Task description: Where a line of the data below has the string "next", copy that line.

Input material:
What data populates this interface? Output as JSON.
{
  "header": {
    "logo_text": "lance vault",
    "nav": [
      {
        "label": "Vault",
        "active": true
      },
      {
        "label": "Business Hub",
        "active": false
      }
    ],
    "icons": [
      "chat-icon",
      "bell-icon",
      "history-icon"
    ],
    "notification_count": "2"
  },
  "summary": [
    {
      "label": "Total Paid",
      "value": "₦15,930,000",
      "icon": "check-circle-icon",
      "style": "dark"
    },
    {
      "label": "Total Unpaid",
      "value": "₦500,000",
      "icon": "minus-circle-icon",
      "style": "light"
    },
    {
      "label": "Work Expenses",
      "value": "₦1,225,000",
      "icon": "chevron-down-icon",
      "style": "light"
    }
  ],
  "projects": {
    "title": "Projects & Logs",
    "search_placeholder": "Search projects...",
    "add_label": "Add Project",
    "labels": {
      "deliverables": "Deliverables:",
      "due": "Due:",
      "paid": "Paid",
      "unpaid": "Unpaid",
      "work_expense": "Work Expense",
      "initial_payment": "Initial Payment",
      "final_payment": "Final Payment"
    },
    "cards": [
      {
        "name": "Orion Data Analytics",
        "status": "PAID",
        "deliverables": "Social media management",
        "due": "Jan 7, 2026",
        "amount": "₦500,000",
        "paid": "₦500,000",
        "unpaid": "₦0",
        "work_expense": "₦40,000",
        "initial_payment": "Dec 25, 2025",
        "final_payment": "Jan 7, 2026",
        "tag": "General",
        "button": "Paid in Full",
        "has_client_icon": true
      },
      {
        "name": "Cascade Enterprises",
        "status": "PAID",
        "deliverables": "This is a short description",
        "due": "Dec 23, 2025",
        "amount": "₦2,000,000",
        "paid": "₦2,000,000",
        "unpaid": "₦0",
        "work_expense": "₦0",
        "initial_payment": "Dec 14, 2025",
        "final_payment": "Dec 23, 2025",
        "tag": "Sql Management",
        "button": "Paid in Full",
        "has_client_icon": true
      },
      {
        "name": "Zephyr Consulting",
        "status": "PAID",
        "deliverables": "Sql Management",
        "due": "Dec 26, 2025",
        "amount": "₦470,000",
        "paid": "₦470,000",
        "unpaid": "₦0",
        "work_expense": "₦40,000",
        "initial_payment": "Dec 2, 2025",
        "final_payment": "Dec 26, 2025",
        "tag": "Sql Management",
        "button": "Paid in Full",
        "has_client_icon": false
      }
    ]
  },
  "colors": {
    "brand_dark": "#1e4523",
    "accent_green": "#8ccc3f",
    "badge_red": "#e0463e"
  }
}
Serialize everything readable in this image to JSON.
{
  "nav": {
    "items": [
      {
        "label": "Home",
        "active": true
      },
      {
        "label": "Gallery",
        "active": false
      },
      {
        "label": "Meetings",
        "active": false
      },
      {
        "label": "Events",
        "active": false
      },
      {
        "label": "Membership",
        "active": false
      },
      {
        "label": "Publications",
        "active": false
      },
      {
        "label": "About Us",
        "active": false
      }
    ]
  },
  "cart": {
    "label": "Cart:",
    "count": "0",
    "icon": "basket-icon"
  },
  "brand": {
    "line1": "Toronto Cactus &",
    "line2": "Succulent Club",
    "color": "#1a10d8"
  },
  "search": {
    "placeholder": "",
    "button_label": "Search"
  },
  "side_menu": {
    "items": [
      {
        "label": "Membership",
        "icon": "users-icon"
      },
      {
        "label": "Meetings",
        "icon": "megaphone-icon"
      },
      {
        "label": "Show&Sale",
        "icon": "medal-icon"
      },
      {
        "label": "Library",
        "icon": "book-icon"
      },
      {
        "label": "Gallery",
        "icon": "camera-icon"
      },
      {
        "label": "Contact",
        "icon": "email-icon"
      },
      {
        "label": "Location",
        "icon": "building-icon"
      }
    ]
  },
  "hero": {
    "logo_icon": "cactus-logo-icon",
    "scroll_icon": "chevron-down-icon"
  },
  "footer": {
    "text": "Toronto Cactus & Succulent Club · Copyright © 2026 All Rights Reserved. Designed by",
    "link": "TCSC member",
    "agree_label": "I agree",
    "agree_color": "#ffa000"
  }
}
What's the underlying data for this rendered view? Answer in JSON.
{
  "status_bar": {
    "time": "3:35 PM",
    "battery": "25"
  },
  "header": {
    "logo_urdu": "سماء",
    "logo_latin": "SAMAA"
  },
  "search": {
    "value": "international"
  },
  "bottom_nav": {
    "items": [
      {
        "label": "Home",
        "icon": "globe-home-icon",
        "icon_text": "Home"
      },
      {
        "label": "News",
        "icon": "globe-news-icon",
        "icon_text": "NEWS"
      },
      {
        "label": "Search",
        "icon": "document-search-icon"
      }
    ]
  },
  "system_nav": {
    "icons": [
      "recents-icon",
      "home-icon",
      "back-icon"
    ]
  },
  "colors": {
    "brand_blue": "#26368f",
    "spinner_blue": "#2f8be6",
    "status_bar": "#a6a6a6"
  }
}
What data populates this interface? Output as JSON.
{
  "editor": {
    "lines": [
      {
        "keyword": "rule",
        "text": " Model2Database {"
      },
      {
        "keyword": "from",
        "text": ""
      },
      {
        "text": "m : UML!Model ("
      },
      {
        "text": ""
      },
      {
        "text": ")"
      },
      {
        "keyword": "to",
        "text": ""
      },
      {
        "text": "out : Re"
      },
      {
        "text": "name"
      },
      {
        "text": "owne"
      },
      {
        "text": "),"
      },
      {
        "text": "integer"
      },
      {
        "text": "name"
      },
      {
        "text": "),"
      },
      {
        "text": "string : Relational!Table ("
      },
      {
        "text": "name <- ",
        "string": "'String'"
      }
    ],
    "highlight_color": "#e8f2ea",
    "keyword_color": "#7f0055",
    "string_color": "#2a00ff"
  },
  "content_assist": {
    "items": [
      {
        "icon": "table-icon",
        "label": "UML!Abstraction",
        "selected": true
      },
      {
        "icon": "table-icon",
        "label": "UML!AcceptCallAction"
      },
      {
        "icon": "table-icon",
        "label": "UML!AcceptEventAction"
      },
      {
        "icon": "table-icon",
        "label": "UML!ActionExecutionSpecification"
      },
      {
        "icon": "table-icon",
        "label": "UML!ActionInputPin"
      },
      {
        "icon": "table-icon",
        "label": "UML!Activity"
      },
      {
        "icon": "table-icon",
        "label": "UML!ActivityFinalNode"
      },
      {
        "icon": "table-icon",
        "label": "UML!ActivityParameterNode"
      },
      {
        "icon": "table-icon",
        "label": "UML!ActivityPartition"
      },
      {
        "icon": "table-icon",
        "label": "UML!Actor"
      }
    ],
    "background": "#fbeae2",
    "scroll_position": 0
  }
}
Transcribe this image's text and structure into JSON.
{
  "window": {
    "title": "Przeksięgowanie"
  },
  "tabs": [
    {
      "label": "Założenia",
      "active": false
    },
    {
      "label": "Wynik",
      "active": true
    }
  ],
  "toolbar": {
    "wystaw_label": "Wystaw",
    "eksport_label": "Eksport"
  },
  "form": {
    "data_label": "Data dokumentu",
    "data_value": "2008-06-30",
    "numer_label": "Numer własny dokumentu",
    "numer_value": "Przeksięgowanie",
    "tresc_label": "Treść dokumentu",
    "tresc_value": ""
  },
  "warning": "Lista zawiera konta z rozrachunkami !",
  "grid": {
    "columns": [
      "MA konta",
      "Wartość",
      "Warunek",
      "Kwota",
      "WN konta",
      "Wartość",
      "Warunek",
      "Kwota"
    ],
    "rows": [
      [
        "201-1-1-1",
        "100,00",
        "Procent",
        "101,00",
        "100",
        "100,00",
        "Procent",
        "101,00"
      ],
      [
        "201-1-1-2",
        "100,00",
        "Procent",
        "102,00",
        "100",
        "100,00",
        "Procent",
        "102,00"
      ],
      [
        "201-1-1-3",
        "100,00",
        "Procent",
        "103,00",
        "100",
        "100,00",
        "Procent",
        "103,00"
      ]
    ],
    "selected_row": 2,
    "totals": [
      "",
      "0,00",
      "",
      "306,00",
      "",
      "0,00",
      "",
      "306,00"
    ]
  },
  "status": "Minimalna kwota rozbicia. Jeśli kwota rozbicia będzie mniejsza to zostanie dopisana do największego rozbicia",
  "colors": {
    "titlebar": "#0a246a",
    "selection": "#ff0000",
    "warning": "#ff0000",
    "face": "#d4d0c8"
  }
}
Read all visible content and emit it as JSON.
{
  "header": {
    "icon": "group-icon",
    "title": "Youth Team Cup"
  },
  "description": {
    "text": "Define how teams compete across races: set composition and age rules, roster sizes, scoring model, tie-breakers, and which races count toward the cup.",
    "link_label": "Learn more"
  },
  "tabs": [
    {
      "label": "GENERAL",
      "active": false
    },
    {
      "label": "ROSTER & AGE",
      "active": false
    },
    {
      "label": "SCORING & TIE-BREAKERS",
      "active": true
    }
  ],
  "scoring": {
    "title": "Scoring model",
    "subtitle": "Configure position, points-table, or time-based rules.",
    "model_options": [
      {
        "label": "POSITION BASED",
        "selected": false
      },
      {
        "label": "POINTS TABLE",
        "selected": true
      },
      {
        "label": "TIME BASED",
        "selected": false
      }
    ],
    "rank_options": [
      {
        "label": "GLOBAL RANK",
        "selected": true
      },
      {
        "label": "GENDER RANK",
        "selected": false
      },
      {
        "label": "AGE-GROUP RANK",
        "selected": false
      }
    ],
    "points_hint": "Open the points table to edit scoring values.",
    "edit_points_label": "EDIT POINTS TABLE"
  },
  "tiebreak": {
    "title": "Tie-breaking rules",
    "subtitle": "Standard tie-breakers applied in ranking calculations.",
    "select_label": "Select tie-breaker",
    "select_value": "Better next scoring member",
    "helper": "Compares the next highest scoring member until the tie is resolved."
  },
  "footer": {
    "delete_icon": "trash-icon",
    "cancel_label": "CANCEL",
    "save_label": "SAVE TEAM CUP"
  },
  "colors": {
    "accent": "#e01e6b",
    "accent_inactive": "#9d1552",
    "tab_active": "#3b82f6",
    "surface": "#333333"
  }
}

Solution to the problem:
    "select_value": "Better next scoring member",
    "helper": "Compares the next highest scoring member until the tie is resolved."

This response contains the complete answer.